As it turns out, Coolidge clocks only a couple minutes of screen time in Wind, which chronicles, in Christopher Guest's patented faux-documentary style, the planning and execution of a folk music concert, produced by the son of a newly late folk music mogul (played perfectly by Bob Balaban). The concert stars three of said mogul's most beloved acts: the troubadour trio the Folksmen (Guest, McKean, and fellow Spinal Tap-per Harry Shearer), long-estranged romantic duo Mitch & Mickey (SCTV legends Eugene Levy and Catherine O'Hara), and the explosively revamped New Main Street Singers, a screechingly upbeat folk "neuftet" featuring celebrated Guest veterans John Michael Higgins and Jane Lynch (in Best in Show, he was the kimono-clad Shih Tzu owner, she the sporting gal who suckled Jennifer Coolidge's snow peas).
Hovering at the fringes of A Mighty Wind's live-concert climax is Jennifer Coolidge's Amber Cole, kept company by the newest of the New Main Street Singers--Sissy Knox, played by Parker Posey, another Guest all-star sadly relegated to the sidelines in Wind.

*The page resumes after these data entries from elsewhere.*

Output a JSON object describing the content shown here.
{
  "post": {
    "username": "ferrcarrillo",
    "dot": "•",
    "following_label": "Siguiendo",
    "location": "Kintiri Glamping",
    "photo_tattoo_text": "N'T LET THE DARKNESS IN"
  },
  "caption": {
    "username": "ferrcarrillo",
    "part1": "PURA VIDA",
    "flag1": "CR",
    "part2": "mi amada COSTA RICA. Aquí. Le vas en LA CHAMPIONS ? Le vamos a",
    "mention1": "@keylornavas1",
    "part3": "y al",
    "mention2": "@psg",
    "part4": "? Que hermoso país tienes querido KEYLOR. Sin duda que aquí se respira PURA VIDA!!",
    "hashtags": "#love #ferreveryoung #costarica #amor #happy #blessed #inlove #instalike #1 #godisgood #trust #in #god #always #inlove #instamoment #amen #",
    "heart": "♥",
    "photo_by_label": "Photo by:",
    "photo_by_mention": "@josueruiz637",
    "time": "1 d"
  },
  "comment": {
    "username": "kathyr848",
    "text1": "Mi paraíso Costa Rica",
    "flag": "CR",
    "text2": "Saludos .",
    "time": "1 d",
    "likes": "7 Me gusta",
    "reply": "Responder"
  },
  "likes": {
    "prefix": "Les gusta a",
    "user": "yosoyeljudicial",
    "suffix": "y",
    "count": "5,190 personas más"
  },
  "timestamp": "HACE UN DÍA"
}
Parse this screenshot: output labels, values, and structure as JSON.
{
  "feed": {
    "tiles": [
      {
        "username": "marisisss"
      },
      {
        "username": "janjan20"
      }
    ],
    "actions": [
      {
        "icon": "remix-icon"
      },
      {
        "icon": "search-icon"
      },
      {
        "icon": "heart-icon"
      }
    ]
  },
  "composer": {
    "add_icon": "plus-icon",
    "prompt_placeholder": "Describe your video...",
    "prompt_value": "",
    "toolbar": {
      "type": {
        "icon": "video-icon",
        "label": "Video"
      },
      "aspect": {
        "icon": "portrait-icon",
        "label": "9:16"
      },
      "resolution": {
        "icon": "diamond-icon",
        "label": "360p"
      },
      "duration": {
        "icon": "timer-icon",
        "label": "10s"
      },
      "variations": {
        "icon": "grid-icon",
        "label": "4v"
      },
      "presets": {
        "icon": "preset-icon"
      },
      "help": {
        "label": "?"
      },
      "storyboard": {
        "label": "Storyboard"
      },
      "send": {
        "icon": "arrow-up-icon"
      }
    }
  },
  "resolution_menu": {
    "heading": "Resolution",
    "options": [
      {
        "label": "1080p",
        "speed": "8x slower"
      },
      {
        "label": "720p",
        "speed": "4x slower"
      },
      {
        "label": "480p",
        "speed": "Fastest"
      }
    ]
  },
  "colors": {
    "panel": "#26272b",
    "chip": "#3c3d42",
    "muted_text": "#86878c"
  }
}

But that's the way it goes in Christopher Guest projects, each of which--This Is Spinal Tap, Waiting for Guffman, Best in Show, and now A Mighty Wind--famously eschews pre-penned dialogue in favor of free-flowing improvisations from Guest's uniformly brilliant casts. Guided by outlines created by Guest and Eugene Levy, these improvisations typically fill upwards of 100 hours of film, which is then whittled down by Guest and an editor (Robert Leighton in the case of Wind) to form the 90-minute blasts of wit and humanity that have carved out a cinematic comedy niche all their own.
"You have to kill a lot of babies," Guest tells me, referring to the merciless procedure of turning 100 hours of film into a 90-minute feature. We're sitting in a suite at the Four Seasons, at a table filled out by Wind stars Harry Shearer, Fred Willard, and John Michael Higgins, who offer anecdotes of the film's docu-improv method, and provide impressive physical evidence that the funniest people in the world routinely line up to work with Christopher Guest.
Certainly one of the best things about A Mighty Wind is its music, all of which was written and performed by the cast, along with McKean's wife, Annette O'Toole, and composer C. J. Vanston--from the Folksmen's calamity epic "Blood on the Coal" (about a train wreck in a coal mine) to Catherine O'Hara's closing ditty about catheters, performed on an autoharp. In a rich twist, the film's soundtrack was produced by T-Bone Burnett, America's foremost "new folk" producer, most recently feted for assembling the gazillion-selling album (and subsequent tours) for O Brother, Where Art Thou? And just like Spinal Tap, there's a fair chance at least one of Mighty Wind's folk bands will have a life beyond the film.
"Last year, the Folksmen played a major folk extravaganza in honor of Harry Smith," Guest tells me. "After the show, one of the McGarrigle sisters told me that the folk scene is so much rougher than the rock scene. And she's right." Guest couldn't have asked for a better advance blessing for his film.
But back to Jennifer Coolidge: Could it be that she's the funniest woman in the world?
"Oh, yeah," Guest says. "She's hilarious."